Welcome to Stavanger, a small picturesque city in Norway that packs some serious punches from hiking up to Pulpit Rock to bravely risking your life to step onto the Instafamous boulder in Kjerag. If the hiking trails doesn’t take your breath away, the scenery will – and I am not just talking about the majestic fjords. Stavanger is also home to an impressive street art scene that is growing recognition from around the globe.
Whenever I am in a new city, home or abroad, I am always on the hunt for street art and Stavanger didn’t disappoint.
On our last day of our mini break, we went in search of Stavanger’s street art scene with the use of a great app to guide us called NuArt. I kinda felt like I was cheating as I don’t normally use an app to help me locate street art as I prefer to stumble across it just out of luck.
However, the great thing about this free app was that you could browse the hundreds of images of street art and then it would tell you about the artist, when it was first created and if it was still there, as well as showing the exact location on the map. I am not sure how up to date this app is as there were at least 3 iconic images that I was desperate to see, and despite the app showing it was still there, when we arrived at out location we found it has sadly been removed with the recent demolition works.

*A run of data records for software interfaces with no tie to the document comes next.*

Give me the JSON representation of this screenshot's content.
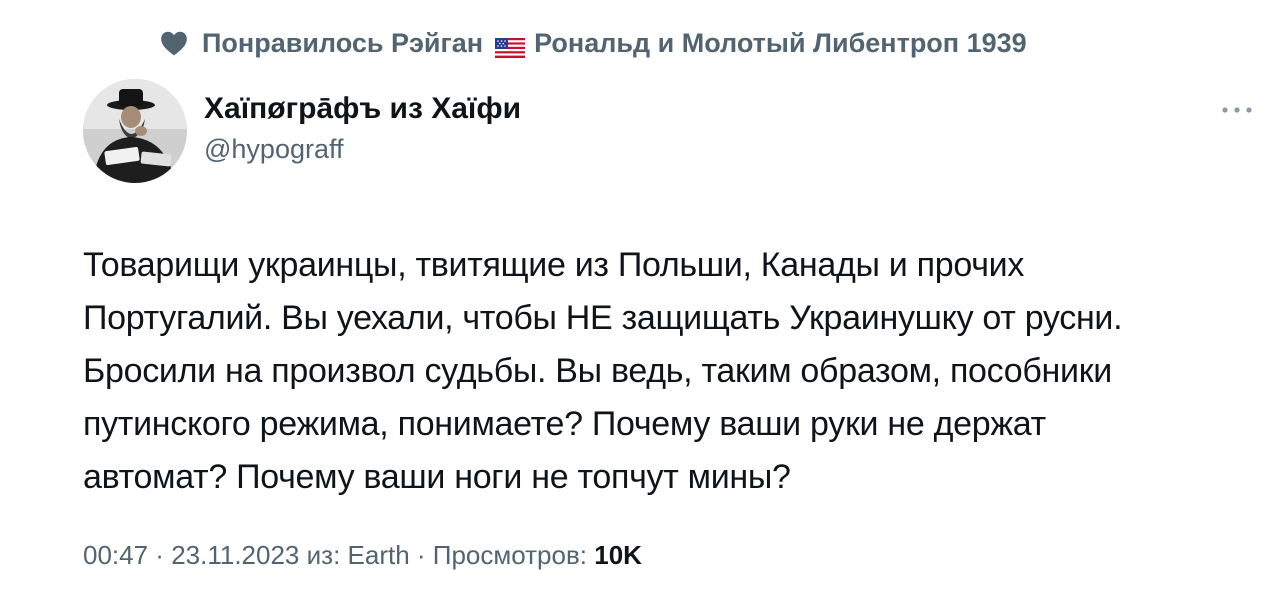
{
  "social_context": {
    "icon": "heart-icon",
    "prefix": "Понравилось Рэйган",
    "flag_icon": "us-flag-icon",
    "suffix": "Рональд и Молотый Либентроп 1939"
  },
  "author": {
    "display_name": "Хаїпøгрāфъ из Хаїфи",
    "handle": "@hypograff",
    "avatar": "avatar-photo"
  },
  "more_button": {
    "icon": "more-dots-icon"
  },
  "tweet": {
    "lines": [
      "Товарищи украинцы, твитящие из Польши, Канады и прочих",
      "Португалий. Вы уехали, чтобы НЕ защищать Украинушку от русни.",
      "Бросили на произвол судьбы. Вы ведь, таким образом, пособники",
      "путинского режима, понимаете? Почему ваши руки не держат",
      "автомат? Почему ваши ноги не топчут мины?"
    ]
  },
  "meta": {
    "time": "00:47",
    "separator": " · ",
    "date": "23.11.2023",
    "source": "из: Earth",
    "views_label": "Просмотров:",
    "views_count": "10K"
  },
  "colors": {
    "text_primary": "#0f1419",
    "text_secondary": "#536471",
    "background": "#ffffff"
  }
}
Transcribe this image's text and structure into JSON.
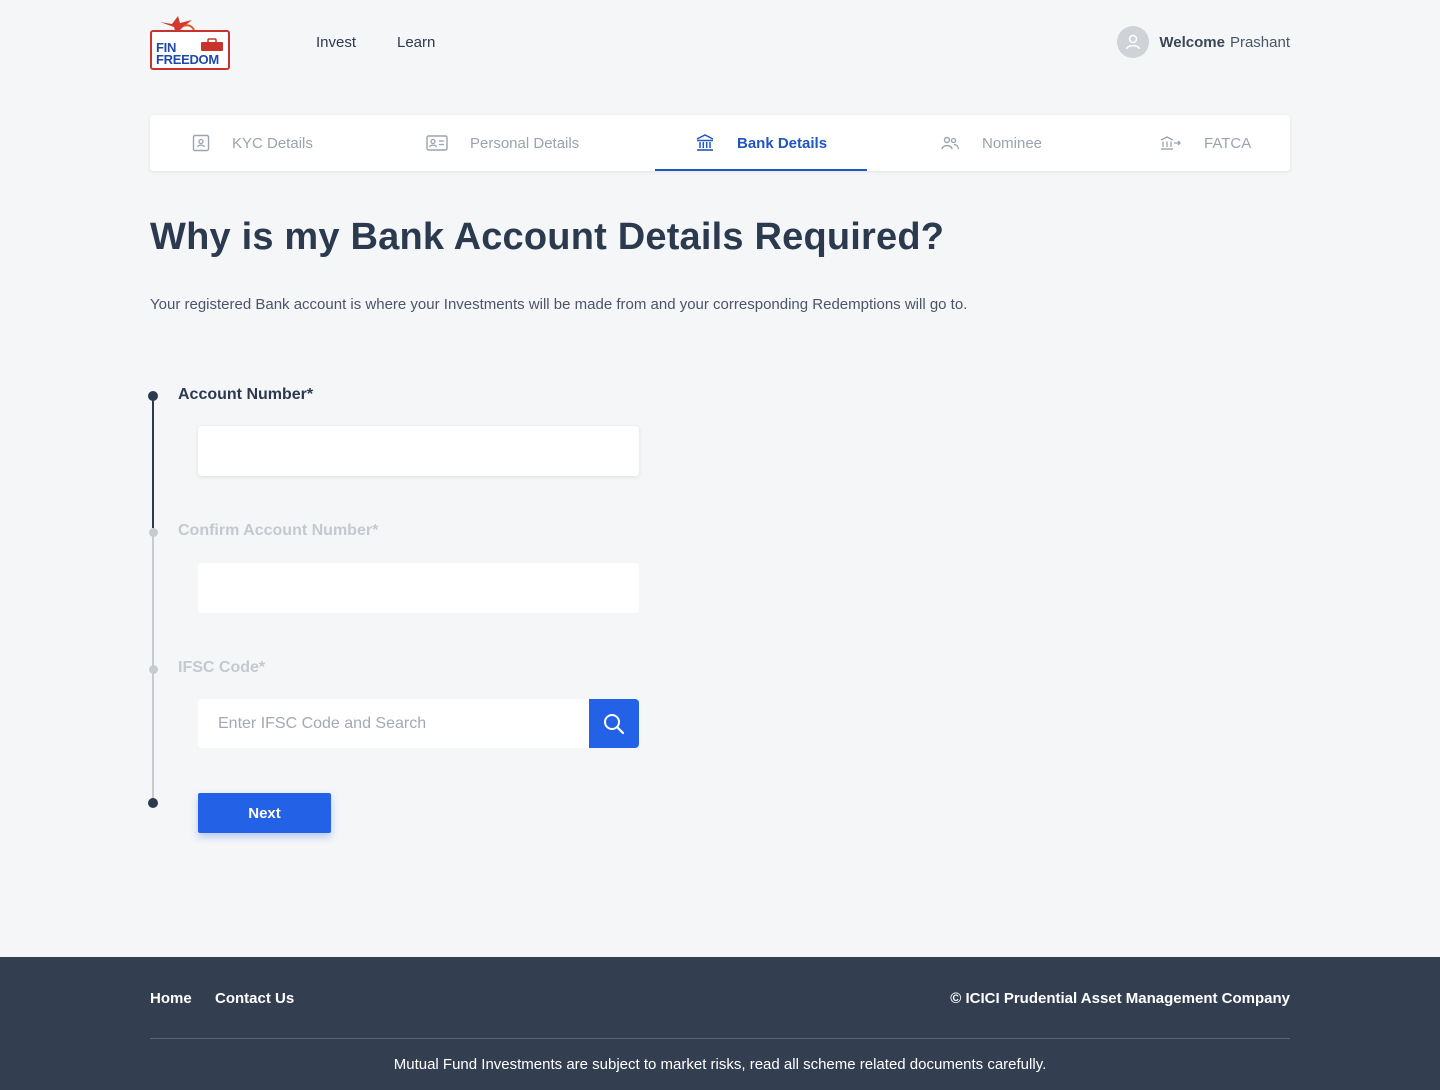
{
  "header": {
    "logo": {
      "line1": "FIN",
      "line2": "FREEDOM"
    },
    "nav": [
      {
        "label": "Invest"
      },
      {
        "label": "Learn"
      }
    ],
    "user": {
      "greeting": "Welcome",
      "name": "Prashant"
    }
  },
  "steps": [
    {
      "label": "KYC Details",
      "icon": "id-card-icon",
      "state": "inactive"
    },
    {
      "label": "Personal Details",
      "icon": "profile-card-icon",
      "state": "inactive"
    },
    {
      "label": "Bank Details",
      "icon": "bank-icon",
      "state": "active"
    },
    {
      "label": "Nominee",
      "icon": "people-icon",
      "state": "inactive"
    },
    {
      "label": "FATCA",
      "icon": "bank-transfer-icon",
      "state": "inactive"
    }
  ],
  "main": {
    "title": "Why is my Bank Account Details Required?",
    "subtitle": "Your registered Bank account is where your Investments will be made from and your corresponding Redemptions will go to.",
    "fields": {
      "account_number": {
        "label": "Account Number*",
        "value": ""
      },
      "confirm_account_number": {
        "label": "Confirm Account Number*",
        "value": ""
      },
      "ifsc": {
        "label": "IFSC Code*",
        "placeholder": "Enter IFSC Code and Search",
        "value": ""
      }
    },
    "next_label": "Next"
  },
  "footer": {
    "links": [
      {
        "label": "Home"
      },
      {
        "label": "Contact Us"
      }
    ],
    "copyright": "© ICICI Prudential Asset Management Company",
    "disclaimer": "Mutual Fund Investments are subject to market risks, read all scheme related documents carefully."
  },
  "colors": {
    "accent": "#2361e6",
    "active_tab": "#1f56c2",
    "footer_bg": "#333f51",
    "page_bg": "#f5f6f8",
    "text_dark": "#2c3a4f",
    "inactive": "#c4c9cf"
  }
}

If tours are your thing, NuArt offer private tours for groups of all ages and can cater to your specific interests. Within 90 minutes, a friendly local guide will take you on a walk to uncover smaller hidden artworks as well as grand scale artworks within the city. We preferred to do our own thing and go it alone.
I felt quite lucky to see this creation – street art on a traditional Norwegian white boarded house. This mural was created more than 3 years ago by french artists Ella & Pitr.
We could see this grand mural from a few streets away and I got quite excited! It appeared to be on the wall of a huge derelict building and initially it looked like we wouldn’t be able to get up close to it as the surrounding area was boarded up. Yet we persevered as there was no way I was leaving without seeing this gem, and eventually we found a little alleyway. A friendly local guy who worked literally opposite this mural, seemed surprised to see us taking photos of it, but didn’t hesitate to tell us we were in the cool part of Stavanger. That we could tell. This master piece was painted over 8 years ago by Roa (BE).
Immediately I recognised this style as none other than UK based graffiti writer and vandal, Ben Eine. I am familiar with his works in London, so this was a real treat to see it in Stavanger too. And, it was just a few steps from my apartment and an amazing little coffee shop named Steam. This typographic mural was created in the 2012 as part of the NuArt festival and is still looking fresh.
We literally just missed the NuArt festival – we left a few days before the street art festival was due to take place. It usually takes place the last week of August/first week of September, but check out the NuArt festival website if you plan to attend the next edition.
Unlike some cities where street art can be concentrated in just a few areas, in Stavanger there is street art everywhere from the city centre, to the harbour, the Tou scene and beyond! Just remember to look up and down…